> [Dataset extract]:
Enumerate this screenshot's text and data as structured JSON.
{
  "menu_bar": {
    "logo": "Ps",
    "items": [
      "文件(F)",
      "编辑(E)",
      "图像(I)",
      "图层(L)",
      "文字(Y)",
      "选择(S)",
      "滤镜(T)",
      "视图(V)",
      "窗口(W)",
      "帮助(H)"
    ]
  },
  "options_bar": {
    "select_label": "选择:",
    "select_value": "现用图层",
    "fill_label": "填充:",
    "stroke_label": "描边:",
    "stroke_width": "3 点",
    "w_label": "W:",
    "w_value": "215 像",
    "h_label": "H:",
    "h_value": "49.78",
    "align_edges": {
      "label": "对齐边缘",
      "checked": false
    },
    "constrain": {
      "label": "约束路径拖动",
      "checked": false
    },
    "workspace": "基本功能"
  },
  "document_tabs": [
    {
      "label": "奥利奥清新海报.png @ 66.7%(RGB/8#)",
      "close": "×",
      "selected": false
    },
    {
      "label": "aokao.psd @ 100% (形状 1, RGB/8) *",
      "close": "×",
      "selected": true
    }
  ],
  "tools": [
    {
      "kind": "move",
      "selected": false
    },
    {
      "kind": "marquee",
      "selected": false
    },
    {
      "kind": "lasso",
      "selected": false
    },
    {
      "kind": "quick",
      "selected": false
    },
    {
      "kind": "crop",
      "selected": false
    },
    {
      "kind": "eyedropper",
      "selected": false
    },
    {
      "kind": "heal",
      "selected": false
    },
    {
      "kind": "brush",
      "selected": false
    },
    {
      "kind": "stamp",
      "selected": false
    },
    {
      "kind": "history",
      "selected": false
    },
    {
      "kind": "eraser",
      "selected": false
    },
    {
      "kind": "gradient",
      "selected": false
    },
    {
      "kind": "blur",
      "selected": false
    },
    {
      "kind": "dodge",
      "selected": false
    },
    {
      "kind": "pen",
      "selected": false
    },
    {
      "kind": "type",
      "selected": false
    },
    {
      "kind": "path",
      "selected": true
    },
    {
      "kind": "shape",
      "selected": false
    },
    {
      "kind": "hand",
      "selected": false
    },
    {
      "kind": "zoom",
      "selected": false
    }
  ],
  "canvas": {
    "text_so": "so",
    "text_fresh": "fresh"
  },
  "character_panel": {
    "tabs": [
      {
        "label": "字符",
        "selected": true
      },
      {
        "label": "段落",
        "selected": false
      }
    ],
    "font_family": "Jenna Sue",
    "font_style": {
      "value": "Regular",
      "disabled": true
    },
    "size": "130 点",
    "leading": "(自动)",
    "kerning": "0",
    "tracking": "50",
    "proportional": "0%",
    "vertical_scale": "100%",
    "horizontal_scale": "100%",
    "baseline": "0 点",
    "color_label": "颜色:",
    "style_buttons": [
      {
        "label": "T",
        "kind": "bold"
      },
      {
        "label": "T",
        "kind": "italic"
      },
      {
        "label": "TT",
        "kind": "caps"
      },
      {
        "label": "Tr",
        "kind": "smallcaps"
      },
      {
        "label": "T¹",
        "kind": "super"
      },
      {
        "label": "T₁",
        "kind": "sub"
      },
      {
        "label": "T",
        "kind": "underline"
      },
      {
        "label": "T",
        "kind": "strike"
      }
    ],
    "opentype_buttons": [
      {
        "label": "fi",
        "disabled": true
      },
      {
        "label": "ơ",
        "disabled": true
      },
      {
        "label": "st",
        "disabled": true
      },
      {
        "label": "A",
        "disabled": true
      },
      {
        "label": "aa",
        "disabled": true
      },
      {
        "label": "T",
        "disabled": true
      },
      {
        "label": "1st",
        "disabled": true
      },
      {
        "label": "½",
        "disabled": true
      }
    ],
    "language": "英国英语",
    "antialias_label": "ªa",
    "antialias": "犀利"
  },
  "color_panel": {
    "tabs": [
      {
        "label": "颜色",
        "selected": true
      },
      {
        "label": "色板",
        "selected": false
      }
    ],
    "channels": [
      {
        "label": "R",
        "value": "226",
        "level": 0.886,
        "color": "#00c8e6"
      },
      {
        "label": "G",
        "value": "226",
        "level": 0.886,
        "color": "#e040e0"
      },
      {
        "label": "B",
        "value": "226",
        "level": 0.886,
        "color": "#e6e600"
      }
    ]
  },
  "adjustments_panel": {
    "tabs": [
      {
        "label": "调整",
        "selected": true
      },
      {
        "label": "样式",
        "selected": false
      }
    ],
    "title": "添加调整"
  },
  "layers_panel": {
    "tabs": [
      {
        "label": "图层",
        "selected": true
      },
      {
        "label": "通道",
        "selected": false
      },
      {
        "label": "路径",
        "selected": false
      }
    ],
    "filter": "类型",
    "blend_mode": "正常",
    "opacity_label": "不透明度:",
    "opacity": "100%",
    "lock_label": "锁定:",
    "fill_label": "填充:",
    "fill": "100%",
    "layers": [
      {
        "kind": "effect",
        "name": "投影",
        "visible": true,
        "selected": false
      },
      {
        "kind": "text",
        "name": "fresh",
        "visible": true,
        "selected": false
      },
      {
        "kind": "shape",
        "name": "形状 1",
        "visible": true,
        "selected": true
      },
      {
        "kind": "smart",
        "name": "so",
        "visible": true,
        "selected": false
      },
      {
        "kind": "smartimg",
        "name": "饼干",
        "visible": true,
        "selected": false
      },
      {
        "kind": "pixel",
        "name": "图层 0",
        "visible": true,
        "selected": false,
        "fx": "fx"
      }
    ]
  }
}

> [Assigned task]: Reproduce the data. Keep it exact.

> [Response]:
Enumerate this screenshot's text and data as structured JSON.
{
  "menu_bar": {
    "logo": "Ps",
    "items": [
      "文件(F)",
      "编辑(E)",
      "图像(I)",
      "图层(L)",
      "文字(Y)",
      "选择(S)",
      "滤镜(T)",
      "视图(V)",
      "窗口(W)",
      "帮助(H)"
    ]
  },
  "options_bar": {
    "select_label": "选择:",
    "select_value": "现用图层",
    "fill_label": "填充:",
    "stroke_label": "描边:",
    "stroke_width": "3 点",
    "w_label": "W:",
    "w_value": "215 像",
    "h_label": "H:",
    "h_value": "49.78",
    "align_edges": {
      "label": "对齐边缘",
      "checked": false
    },
    "constrain": {
      "label": "约束路径拖动",
      "checked": false
    },
    "workspace": "基本功能"
  },
  "document_tabs": [
    {
      "label": "奥利奥清新海报.png @ 66.7%(RGB/8#)",
      "close": "×",
      "selected": false
    },
    {
      "label": "aokao.psd @ 100% (形状 1, RGB/8) *",
      "close": "×",
      "selected": true
    }
  ],
  "tools": [
    {
      "kind": "move",
      "selected": false
    },
    {
      "kind": "marquee",
      "selected": false
    },
    {
      "kind": "lasso",
      "selected": false
    },
    {
      "kind": "quick",
      "selected": false
    },
    {
      "kind": "crop",
      "selected": false
    },
    {
      "kind": "eyedropper",
      "selected": false
    },
    {
      "kind": "heal",
      "selected": false
    },
    {
      "kind": "brush",
      "selected": false
    },
    {
      "kind": "stamp",
      "selected": false
    },
    {
      "kind": "history",
      "selected": false
    },
    {
      "kind": "eraser",
      "selected": false
    },
    {
      "kind": "gradient",
      "selected": false
    },
    {
      "kind": "blur",
      "selected": false
    },
    {
      "kind": "dodge",
      "selected": false
    },
    {
      "kind": "pen",
      "selected": false
    },
    {
      "kind": "type",
      "selected": false
    },
    {
      "kind": "path",
      "selected": true
    },
    {
      "kind": "shape",
      "selected": false
    },
    {
      "kind": "hand",
      "selected": false
    },
    {
      "kind": "zoom",
      "selected": false
    }
  ],
  "canvas": {
    "text_so": "so",
    "text_fresh": "fresh"
  },
  "character_panel": {
    "tabs": [
      {
        "label": "字符",
        "selected": true
      },
      {
        "label": "段落",
        "selected": false
      }
    ],
    "font_family": "Jenna Sue",
    "font_style": {
      "value": "Regular",
      "disabled": true
    },
    "size": "130 点",
    "leading": "(自动)",
    "kerning": "0",
    "tracking": "50",
    "proportional": "0%",
    "vertical_scale": "100%",
    "horizontal_scale": "100%",
    "baseline": "0 点",
    "color_label": "颜色:",
    "style_buttons": [
      {
        "label": "T",
        "kind": "bold"
      },
      {
        "label": "T",
        "kind": "italic"
      },
      {
        "label": "TT",
        "kind": "caps"
      },
      {
        "label": "Tr",
        "kind": "smallcaps"
      },
      {
        "label": "T¹",
        "kind": "super"
      },
      {
        "label": "T₁",
        "kind": "sub"
      },
      {
        "label": "T",
        "kind": "underline"
      },
      {
        "label": "T",
        "kind": "strike"
      }
    ],
    "opentype_buttons": [
      {
        "label": "fi",
        "disabled": true
      },
      {
        "label": "ơ",
        "disabled": true
      },
      {
        "label": "st",
        "disabled": true
      },
      {
        "label": "A",
        "disabled": true
      },
      {
        "label": "aa",
        "disabled": true
      },
      {
        "label": "T",
        "disabled": true
      },
      {
        "label": "1st",
        "disabled": true
      },
      {
        "label": "½",
        "disabled": true
      }
    ],
    "language": "英国英语",
    "antialias_label": "ªa",
    "antialias": "犀利"
  },
  "color_panel": {
    "tabs": [
      {
        "label": "颜色",
        "selected": true
      },
      {
        "label": "色板",
        "selected": false
      }
    ],
    "channels": [
      {
        "label": "R",
        "value": "226",
        "level": 0.886,
        "color": "#00c8e6"
      },
      {
        "label": "G",
        "value": "226",
        "level": 0.886,
        "color": "#e040e0"
      },
      {
        "label": "B",
        "value": "226",
        "level": 0.886,
        "color": "#e6e600"
      }
    ]
  },
  "adjustments_panel": {
    "tabs": [
      {
        "label": "调整",
        "selected": true
      },
      {
        "label": "样式",
        "selected": false
      }
    ],
    "title": "添加调整"
  },
  "layers_panel": {
    "tabs": [
      {
        "label": "图层",
        "selected": true
      },
      {
        "label": "通道",
        "selected": false
      },
      {
        "label": "路径",
        "selected": false
      }
    ],
    "filter": "类型",
    "blend_mode": "正常",
    "opacity_label": "不透明度:",
    "opacity": "100%",
    "lock_label": "锁定:",
    "fill_label": "填充:",
    "fill": "100%",
    "layers": [
      {
        "kind": "effect",
        "name": "投影",
        "visible": true,
        "selected": false
      },
      {
        "kind": "text",
        "name": "fresh",
        "visible": true,
        "selected": false
      },
      {
        "kind": "shape",
        "name": "形状 1",
        "visible": true,
        "selected": true
      },
      {
        "kind": "smart",
        "name": "so",
        "visible": true,
        "selected": false
      },
      {
        "kind": "smartimg",
        "name": "饼干",
        "visible": true,
        "selected": false
      },
      {
        "kind": "pixel",
        "name": "图层 0",
        "visible": true,
        "selected": false,
        "fx": "fx"
      }
    ]
  }
}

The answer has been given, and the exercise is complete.